  • IPA(key): /bɛrɡ/, [bærɡ], [bæɾˠɡ], [bæɾɡ]
  • (South Eastern Norway) IPA(key): /bɛrj/, [bæɾj]

Etymology 1Edit

From Old Norse berg, bjarg, from Proto-Germanic *bergaz.

NounEdit

berg n (definite singular berget, indefinite plural berg, definite plural berga)

  1. mountain, hill
  2. rock
Derived termsEdit

Etymology 2Edit

Doublet of bjørg, from Old Norse bjǫrg.

NounEdit

berg f (definite singular berga, indefinite plural berger, definite plural bergene)

  1. help, saving, salvation
Related termsEdit

Male given names:

Female given names:

ReferencesEdit


Old DutchEdit

EtymologyEdit

From Proto-West Germanic *berg.

NounEdit

berg m

  1. mountain, hill

DescendantsEdit

Further readingEdit

  • berg”, in Oudnederlands Woordenboek, 2012

Old High GermanEdit

EtymologyEdit

From Proto-West Germanic *berg.

NounEdit

berg m (plural berga)

  1. mountain, hill

DeclensionEdit

DescendantsEdit


Old NorseEdit

Alternative formsEdit

EtymologyEdit

From Proto-Germanic *bergą, *bergaz.

NounEdit

berg n

  1. rock, boulder
  2. cliff, precipice

DeclensionEdit

DescendantsEdit

ReferencesEdit

  • berg”, in Geir T. Zoëga (1910) A Concise Dictionary of Old Icelandic, Oxford: Clarendon Press
  • Zoëga, Geir T. (1910) A Concise Dictionary of Old Icelandic[2], Oxford: Clarendon Press

Old SaxonEdit

Alternative formsEdit

EtymologyEdit

From Proto-West Germanic *berg.

NounEdit

berg m

  1. mountain, hill

DeclensionEdit


DescendantsEdit


RomanianEdit

AdjectiveEdit

berg m or n (feminine singular bergă, masculine plural bergi, feminine and neuter plural berge)
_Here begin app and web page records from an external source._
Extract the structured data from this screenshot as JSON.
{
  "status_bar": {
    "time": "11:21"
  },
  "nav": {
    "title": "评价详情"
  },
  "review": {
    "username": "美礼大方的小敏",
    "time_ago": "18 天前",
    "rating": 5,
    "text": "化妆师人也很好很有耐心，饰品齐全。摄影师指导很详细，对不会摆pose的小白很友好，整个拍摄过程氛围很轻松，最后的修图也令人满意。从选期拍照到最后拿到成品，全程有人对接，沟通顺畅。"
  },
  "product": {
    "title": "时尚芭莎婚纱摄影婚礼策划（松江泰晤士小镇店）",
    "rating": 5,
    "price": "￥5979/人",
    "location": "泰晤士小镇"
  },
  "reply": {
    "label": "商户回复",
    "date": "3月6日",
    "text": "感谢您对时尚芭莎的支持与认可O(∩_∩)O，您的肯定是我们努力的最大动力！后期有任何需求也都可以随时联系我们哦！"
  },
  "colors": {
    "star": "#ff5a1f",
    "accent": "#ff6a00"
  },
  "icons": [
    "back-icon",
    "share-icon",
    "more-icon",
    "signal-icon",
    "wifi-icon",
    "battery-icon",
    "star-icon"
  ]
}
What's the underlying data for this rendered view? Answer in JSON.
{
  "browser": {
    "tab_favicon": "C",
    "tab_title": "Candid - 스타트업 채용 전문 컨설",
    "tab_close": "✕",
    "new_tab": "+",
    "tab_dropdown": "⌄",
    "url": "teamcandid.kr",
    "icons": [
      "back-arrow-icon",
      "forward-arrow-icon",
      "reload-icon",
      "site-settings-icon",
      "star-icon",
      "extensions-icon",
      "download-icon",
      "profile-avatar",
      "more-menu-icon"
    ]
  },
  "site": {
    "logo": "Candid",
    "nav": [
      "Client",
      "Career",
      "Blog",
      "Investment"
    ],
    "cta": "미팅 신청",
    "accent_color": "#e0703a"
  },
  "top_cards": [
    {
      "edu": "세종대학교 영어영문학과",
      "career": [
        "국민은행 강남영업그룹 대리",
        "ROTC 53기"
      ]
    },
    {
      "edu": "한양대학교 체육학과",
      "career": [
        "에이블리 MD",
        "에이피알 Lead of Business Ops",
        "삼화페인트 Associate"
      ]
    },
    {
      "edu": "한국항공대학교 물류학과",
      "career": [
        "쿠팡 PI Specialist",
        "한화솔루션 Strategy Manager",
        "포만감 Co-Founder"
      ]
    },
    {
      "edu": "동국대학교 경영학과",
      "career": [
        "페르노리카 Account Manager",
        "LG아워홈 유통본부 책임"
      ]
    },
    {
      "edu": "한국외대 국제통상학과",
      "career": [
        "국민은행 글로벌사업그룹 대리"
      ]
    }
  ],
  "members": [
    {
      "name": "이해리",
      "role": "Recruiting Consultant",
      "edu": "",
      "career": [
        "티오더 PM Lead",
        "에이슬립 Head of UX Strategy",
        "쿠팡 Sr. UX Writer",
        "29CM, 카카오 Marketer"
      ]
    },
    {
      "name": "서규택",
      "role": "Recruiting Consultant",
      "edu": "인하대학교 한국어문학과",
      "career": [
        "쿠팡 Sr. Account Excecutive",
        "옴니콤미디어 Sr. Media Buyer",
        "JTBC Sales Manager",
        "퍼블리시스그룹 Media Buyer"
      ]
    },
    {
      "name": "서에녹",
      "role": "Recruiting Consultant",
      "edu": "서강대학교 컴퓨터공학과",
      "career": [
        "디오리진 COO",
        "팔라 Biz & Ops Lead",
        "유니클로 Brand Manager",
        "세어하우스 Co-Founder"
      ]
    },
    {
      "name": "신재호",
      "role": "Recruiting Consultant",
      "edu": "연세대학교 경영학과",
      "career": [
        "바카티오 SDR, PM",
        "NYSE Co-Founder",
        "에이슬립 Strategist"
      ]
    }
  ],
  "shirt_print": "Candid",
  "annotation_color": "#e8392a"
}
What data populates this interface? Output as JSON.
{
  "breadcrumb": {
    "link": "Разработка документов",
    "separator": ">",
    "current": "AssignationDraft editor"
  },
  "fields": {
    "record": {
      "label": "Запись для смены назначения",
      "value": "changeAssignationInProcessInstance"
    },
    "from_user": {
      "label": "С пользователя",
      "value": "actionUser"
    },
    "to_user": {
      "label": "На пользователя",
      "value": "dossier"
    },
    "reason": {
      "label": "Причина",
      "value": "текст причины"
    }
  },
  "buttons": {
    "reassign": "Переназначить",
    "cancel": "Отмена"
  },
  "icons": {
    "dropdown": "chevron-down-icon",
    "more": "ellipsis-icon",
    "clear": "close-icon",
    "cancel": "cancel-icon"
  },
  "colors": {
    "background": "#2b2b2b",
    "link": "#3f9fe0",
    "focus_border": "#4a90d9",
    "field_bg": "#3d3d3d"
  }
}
  1. Obsolete form of berc.

DeclensionEdit

ReferencesEdit

  • berg in Academia Română, Micul dicționar academic, ediția a II-a, Bucharest: Univers Enciclopedic, 2010. →ISBN

SwedishEdit

EtymologyEdit

From Old Norse bjarg, berg, from Proto-Germanic *bergaz, from Proto-Indo-European *bʰerǵʰ-.

PronunciationEdit

NounEdit

berg n

  1. mountain
  2. bedrock, mine
    man har borrat genom berget, för att finna rikedom
    they have drilled through the bedrock, hoping to find wealth
    eld i berget!
    warning cry that an explosive charge has been ignited in a mine
  3. a mountain, a very large heap
    Ett berg med papper
    A mountain of paper

DeclensionEdit

Declension of berg 
Singular Plural
Indefinite Definite Indefinite Definite
Nominative berg berget berg bergen
Genitive bergs bergets bergs bergens

Related termsEdit

ReferencesEdit


WestrobothnianEdit

NounEdit

berg n

  1. Alternative spelling of bärg